** RECORDS SUPPLIED follows **
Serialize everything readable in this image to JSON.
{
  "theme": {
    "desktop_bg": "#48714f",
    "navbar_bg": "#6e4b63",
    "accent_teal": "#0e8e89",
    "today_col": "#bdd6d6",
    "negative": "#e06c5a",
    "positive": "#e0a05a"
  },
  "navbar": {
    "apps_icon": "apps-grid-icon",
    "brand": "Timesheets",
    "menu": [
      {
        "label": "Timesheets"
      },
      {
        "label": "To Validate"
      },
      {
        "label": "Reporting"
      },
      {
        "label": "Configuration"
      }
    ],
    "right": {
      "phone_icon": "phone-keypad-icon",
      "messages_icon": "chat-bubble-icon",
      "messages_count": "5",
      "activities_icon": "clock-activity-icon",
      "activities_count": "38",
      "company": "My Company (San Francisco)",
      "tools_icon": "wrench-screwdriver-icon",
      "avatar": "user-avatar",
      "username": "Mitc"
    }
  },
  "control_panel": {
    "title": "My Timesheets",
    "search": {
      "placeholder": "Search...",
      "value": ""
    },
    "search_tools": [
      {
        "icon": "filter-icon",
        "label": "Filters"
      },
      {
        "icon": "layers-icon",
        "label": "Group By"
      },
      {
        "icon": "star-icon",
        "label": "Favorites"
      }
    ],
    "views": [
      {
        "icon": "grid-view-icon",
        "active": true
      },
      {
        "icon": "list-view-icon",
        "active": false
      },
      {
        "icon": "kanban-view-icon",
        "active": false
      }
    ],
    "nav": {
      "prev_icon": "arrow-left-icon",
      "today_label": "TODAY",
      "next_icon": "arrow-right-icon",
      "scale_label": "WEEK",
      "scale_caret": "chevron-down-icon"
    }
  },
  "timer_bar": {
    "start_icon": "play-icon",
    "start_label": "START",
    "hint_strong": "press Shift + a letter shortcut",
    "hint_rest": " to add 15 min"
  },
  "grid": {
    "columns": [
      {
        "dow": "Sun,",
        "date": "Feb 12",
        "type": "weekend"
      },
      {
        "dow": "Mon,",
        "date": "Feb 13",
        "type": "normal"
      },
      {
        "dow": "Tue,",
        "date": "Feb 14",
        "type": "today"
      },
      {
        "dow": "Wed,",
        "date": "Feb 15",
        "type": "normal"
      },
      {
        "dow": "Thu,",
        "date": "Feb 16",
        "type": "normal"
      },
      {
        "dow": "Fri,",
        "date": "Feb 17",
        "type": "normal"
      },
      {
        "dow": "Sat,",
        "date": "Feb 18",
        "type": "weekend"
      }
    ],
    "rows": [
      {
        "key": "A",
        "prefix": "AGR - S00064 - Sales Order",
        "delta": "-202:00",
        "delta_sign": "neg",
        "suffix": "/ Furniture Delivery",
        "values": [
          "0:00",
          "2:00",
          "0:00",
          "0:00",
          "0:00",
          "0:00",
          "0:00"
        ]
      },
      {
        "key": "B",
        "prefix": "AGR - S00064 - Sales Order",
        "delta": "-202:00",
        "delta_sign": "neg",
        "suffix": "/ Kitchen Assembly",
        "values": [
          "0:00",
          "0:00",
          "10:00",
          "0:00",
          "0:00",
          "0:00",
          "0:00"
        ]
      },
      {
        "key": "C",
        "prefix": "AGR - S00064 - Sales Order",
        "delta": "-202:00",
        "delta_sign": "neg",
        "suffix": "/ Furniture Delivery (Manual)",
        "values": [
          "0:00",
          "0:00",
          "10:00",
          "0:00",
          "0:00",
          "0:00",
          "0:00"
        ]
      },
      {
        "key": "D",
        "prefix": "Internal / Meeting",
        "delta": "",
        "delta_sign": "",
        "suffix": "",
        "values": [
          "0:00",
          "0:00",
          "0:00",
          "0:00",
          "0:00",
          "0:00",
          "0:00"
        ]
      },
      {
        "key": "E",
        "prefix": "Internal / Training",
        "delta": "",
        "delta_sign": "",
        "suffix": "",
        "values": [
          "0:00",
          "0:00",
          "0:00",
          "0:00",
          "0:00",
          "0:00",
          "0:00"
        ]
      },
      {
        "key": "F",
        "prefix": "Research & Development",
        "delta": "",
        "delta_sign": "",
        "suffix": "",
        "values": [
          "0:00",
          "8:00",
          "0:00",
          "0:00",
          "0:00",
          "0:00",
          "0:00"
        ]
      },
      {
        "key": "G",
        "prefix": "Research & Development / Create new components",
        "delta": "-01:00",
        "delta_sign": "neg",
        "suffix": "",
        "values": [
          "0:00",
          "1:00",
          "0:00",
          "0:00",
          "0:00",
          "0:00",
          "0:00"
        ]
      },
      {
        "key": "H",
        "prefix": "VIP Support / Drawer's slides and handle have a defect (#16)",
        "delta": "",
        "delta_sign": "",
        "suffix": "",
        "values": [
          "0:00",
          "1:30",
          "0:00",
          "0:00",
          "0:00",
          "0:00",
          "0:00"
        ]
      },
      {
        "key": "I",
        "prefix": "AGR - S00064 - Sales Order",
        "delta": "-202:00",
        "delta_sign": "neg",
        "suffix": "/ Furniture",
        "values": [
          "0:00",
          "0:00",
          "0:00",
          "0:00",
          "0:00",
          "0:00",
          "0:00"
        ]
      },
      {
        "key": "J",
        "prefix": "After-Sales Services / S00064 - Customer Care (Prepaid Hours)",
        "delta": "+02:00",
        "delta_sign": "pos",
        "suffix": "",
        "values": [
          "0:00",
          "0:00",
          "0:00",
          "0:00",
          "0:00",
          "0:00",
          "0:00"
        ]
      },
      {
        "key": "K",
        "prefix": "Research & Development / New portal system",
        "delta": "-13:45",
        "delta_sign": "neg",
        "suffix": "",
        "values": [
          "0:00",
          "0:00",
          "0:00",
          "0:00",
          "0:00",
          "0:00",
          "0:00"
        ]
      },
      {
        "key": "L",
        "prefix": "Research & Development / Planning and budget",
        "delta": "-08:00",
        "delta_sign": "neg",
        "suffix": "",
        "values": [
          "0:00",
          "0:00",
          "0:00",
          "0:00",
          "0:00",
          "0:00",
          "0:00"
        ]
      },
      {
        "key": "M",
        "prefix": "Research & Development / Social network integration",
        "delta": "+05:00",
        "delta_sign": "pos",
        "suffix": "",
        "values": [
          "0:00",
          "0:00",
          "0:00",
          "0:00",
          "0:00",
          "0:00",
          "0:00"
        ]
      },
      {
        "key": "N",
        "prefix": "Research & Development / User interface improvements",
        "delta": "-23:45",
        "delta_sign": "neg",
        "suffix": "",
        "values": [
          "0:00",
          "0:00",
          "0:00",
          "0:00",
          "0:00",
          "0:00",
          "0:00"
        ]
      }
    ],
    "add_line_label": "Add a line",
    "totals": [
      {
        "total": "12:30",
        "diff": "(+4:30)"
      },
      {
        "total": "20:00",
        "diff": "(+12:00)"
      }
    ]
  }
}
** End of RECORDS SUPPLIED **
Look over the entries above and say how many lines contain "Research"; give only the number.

6